Spencer has been using the two Captain America comics to hold up a reflection to our present-day society. Unfortunately, our society is filled with murderous policemen, government surveillance on its own citizens, hate crimes, daily mass shootings, and wars against foreign lands and foreign people and minorities and women and poor people and sick children. Exactly one year ago now, the nation decided that Donald Trump best represents us, that a narcissistic compulsive liar who eagerly awaits unleashing his first nuclear attack while whacking it to Mein Kampf best represents the American people, American culture, and American society. America eagerly embraced fascism and authoritarianism, while Americans welcomed, with their arms wide open, a racist con artist who's as a bright as a broken lightbulb. Certainly whatever this country once stood for has been tarnished at best, and it's a rot we may never be able to polish away. And so, under Nick Spencer, Steve Rogers has become a symbol of all this, a representation of modern-day America as we know it currently.
Is this the Captain America we need under the reign of Trump? No, it absolutely isn't. But it's the Captain America we most certainly deserve, if for no other reason than to remind us on a regular basis of what and why we must oppose the current administration and to give us something to reflect on. This incarnation of Steve Rogers is a loud warning to its readers and to the world at large, and knowing Spencer's liberal politics I can't help but view it as a solidly constructed piece of resistance fiction. On that level, it's pretty good stuff. It's got some smarts and plenty of entertainment value, and although I feel conflicted about its raison d'être, I'm not the least bit conflicted about having enjoyed it, nor in finding myself curious about where it's all headed.

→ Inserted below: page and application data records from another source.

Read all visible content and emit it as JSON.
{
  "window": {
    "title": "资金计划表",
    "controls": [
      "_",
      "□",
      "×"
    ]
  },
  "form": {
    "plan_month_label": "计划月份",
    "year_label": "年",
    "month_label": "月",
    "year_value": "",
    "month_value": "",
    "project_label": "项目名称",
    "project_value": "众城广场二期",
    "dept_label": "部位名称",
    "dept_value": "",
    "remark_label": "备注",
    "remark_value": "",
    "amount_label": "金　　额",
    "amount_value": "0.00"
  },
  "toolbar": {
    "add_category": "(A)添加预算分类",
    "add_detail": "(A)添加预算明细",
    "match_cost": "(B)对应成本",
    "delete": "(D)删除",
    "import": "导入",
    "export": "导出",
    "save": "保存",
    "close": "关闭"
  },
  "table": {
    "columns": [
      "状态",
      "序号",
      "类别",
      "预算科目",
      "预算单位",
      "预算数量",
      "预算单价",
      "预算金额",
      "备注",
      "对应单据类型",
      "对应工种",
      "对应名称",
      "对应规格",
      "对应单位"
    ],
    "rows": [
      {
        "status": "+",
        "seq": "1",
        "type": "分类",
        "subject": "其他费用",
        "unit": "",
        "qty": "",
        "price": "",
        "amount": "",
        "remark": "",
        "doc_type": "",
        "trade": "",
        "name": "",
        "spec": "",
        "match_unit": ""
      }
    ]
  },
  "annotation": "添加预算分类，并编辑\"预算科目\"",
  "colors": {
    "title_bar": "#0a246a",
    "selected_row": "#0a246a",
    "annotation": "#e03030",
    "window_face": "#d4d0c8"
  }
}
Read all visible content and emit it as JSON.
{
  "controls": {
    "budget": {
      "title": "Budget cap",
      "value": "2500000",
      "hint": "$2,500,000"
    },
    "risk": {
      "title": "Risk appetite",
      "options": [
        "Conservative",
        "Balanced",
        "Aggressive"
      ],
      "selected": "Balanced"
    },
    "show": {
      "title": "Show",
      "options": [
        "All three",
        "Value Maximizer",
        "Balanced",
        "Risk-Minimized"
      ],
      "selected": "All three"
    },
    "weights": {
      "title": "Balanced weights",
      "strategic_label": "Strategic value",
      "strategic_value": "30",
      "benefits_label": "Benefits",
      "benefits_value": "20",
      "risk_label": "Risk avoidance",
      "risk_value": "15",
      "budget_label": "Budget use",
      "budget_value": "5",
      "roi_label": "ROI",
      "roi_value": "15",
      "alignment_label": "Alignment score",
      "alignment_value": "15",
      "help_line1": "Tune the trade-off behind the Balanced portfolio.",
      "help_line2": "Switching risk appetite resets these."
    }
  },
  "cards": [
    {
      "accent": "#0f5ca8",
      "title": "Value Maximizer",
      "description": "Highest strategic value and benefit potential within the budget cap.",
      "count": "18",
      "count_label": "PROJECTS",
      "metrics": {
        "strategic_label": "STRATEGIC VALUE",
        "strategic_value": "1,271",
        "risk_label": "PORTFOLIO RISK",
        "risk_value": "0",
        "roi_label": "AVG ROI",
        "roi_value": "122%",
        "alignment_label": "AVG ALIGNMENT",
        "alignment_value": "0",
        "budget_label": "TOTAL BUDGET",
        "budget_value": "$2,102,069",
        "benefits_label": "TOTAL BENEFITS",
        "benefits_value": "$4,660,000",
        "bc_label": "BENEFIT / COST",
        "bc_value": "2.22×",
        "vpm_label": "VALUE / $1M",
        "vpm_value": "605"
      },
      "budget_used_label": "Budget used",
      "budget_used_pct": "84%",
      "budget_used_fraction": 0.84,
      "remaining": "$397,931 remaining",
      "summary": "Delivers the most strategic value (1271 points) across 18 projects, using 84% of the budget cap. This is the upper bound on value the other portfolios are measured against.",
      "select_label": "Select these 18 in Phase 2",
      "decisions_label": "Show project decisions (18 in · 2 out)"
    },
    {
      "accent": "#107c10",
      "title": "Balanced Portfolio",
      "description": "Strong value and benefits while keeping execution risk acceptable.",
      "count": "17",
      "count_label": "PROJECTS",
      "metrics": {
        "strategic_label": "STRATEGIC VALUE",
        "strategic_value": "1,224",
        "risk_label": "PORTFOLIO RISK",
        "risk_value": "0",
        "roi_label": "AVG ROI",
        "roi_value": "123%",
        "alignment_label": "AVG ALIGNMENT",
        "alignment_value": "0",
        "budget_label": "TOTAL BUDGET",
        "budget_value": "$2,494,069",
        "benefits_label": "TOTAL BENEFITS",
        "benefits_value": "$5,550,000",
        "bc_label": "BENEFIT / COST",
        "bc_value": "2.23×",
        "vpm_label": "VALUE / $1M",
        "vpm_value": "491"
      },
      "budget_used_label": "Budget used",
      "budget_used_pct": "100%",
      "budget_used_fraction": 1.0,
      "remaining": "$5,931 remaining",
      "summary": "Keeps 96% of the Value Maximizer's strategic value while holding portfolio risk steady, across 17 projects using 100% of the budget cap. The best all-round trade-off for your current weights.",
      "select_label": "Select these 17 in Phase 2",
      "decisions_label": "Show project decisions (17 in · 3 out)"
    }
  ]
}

Maybe it's from enjoying a particular place of privilege that I was able to enjoy this book so much and sink into it for an hour's worth of escapism. Or maybe it's because of the knowledge that this is a comic book and the story will be brief. Sooner or later, Evil Cap will have his butt handed to him wholesale, and there's gotta be a measure of vicarious enjoyment in that, right? And unlike America in the wake of the 2016 election, Steve Rogers/Captain America will have a chance for a do-over sooner rather than later. He'll be rewritten by a different author and given a new book with a new creative team and a new perspective on American life and politics, and everything will go back to normal after this brief and quite odd interruption. And if we're really, really lucky, come 2020, so will America.